‘When you start changing things about yourself in order to satisfy your partner, you are being coerced by the Mindmixer.’

The Mindmixer is all about playing games (Picture: Getty Images/iStockphoto)

The Taker

‘The ultimate aim of The Taker is to be sexual with you without forming a truly healthy relationship,’ says Cathy. ‘They will stop at nothing to take what they want.’

The Taker will…

  • Pressure you into having sex or doing sexual acts you’re not comfortable with
  • Make you feel bad for turning down sex
  • Flirt with your friends
  • Make conversations sexual when you’re not in the mood
  • Encourage you to drink or take drugs
  • Tell you they love you just to get what they want
  • Make you feel like you ‘owe’ them

‘The Taker will pester you and tell you that you have to do “it” and if you loved them, you would,’ Cathy says. ‘They might suggest that you’re frigid if you don’t want it, which implies there is something wrong with you. They may threaten to cheat on you or to leave you if you don’t have sex with them.

‘The passive aggressive Taker is very good at withdrawing affection from you: they will stop looking at you, smiling at you, making eye contact with you, cuddling you and even though they seem to be wanting sex, they will withhold sex.

‘If they have been flirty and attentive and you have felt sexually desired and wanted at other times in the relationship, and then suddenly they show no interest in you, it can lead you to think you’ve done something bad or wrong.

‘They might resist getting intimate with you at all and in response you may feel responsible to do anything you can to ease the tension and give them what they want.’

The Keeper

Cathy explains: ‘The Keeper’s sole aim is to isolate you from your friends and family, making you dependent on them.

‘Once isolated and on your own, you become easier for them to control. They want you to be with them all the time and will stop at nothing to achieve this.’

Techniques include…

  • Telling you what to wear
  • Stopping you seeing friends
  • Constantly texting you
  • Digital stalking
  • Asking for your social media passwords or to see your conversations
  • Following you everywhere
  • Always needing to know where you are and what you’re doing
  • Convincing you your friends aren’t nice people and that you should cut them off
  • Encouraging you to skip work/school/social events to be with them

‘The Keeper will ensure they become your main focus,’ Cathy says. ‘The easiest way for your partner to get your attention is to tell you they love you so much they can’t be without you.

‘Everyone wants to hear they are loved and special, and you are more likely to accommodate the partner who tells you this. They might say they will be miserable without you.

‘The Keeper might tell you they had trust issues with a previous partner and will insist on going everywhere with you, therefore you can’t do anything alone or with family or friends.

‘If they aren’t interested in going everywhere with you, they might try to put you off doing the things you want to do like going to clubs or spending time on hobbies.

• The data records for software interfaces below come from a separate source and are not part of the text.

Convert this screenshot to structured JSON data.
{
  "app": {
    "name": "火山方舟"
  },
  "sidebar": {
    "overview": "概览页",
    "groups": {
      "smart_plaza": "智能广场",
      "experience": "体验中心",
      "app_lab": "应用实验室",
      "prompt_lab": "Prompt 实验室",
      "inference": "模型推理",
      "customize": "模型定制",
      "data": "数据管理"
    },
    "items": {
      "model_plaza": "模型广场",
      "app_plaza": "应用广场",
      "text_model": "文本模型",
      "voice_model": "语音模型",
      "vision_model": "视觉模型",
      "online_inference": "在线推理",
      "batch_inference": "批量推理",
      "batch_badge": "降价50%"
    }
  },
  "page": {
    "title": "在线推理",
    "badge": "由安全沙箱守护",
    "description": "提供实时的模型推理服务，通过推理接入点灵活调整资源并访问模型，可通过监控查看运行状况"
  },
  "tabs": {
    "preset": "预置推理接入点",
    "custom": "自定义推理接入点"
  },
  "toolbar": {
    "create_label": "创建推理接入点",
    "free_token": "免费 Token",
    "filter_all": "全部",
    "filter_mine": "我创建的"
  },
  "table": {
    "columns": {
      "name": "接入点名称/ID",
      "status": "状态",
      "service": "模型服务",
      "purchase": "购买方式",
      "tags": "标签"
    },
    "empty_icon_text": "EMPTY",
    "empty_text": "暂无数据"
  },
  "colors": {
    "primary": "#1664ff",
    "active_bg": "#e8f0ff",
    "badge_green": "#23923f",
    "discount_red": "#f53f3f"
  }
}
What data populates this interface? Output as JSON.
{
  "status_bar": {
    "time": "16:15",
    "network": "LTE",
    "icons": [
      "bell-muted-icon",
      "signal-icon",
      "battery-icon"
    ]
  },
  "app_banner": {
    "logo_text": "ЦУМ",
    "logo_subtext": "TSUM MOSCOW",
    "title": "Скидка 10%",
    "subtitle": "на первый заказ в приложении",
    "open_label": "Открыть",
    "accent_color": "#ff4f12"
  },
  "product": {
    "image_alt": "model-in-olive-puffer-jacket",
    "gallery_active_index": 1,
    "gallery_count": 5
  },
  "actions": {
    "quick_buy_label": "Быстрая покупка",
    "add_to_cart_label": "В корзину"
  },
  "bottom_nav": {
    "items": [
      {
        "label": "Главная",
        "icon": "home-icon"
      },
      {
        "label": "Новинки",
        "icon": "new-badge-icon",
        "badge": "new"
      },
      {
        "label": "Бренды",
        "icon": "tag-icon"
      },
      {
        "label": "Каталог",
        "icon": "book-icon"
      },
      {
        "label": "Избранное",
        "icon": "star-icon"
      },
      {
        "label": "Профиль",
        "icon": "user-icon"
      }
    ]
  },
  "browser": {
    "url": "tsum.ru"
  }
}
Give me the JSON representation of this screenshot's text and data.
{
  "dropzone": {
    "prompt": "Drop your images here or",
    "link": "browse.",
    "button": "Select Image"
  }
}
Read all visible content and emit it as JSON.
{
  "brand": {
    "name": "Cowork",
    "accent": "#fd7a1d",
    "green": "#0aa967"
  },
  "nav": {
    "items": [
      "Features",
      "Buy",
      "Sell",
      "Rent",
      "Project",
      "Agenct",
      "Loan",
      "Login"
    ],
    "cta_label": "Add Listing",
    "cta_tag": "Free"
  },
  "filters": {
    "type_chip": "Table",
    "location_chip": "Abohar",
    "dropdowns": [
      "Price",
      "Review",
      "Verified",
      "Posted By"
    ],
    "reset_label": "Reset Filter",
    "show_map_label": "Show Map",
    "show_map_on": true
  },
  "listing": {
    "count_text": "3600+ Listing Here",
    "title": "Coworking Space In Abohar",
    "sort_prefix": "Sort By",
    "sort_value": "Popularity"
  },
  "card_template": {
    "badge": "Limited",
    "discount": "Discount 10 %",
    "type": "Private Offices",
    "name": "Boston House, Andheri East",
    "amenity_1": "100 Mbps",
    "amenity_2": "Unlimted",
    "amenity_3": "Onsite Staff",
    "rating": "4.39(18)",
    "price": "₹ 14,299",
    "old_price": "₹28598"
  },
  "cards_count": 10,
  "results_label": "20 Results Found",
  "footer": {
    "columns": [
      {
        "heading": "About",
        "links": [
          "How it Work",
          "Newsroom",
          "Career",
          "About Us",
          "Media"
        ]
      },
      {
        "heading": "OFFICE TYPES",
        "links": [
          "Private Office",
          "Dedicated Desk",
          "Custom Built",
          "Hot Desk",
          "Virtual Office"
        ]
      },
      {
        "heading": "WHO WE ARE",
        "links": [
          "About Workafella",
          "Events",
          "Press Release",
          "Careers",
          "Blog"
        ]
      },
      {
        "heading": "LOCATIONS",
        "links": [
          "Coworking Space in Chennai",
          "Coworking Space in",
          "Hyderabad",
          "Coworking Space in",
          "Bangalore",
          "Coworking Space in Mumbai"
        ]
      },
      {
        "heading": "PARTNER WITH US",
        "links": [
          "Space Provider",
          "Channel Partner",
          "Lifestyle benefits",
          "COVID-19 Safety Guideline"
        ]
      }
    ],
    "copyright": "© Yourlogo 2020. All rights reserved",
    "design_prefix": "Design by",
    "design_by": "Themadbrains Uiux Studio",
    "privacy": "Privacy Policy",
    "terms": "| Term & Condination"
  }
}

‘The passive aggressive Keeper might prevent you from going out by starting an argument with you just before you are due to set off to visit your friends or family. The argument is designed to hold you up, make you late, or make you feel so rotten that you decide you don’t want to go anymore.

‘If they were meant to be coming out with you, they might use tactics such as not getting ready in time or trying to hold you up by saying they aren’t feeling well; they are concerned about something; they have doubts about one or all of the people you are meeting; they are cynical and negative about your plans, and so on.

‘The Keeper will have made clear to you that you have certain rules to abide by regarding what you can and can’t do.

‘Sadly, when being coerced and abused by the Keeper and believing your friends don’t want to see you anymore, you become more reliant on your partner than ever before.

This reliance and sense of loneliness as well as the ongoing abuse will lead you to feel trapped in the situation.’What to do if you’re dating one of these types

Spot the signs, take them seriously, and get out of there.

It’s worth talking to a professional to help you safely leave the relationship. Try talking with Refuge or Women’s Aid for guidance and support.

Reference: Metro: Ellen Scott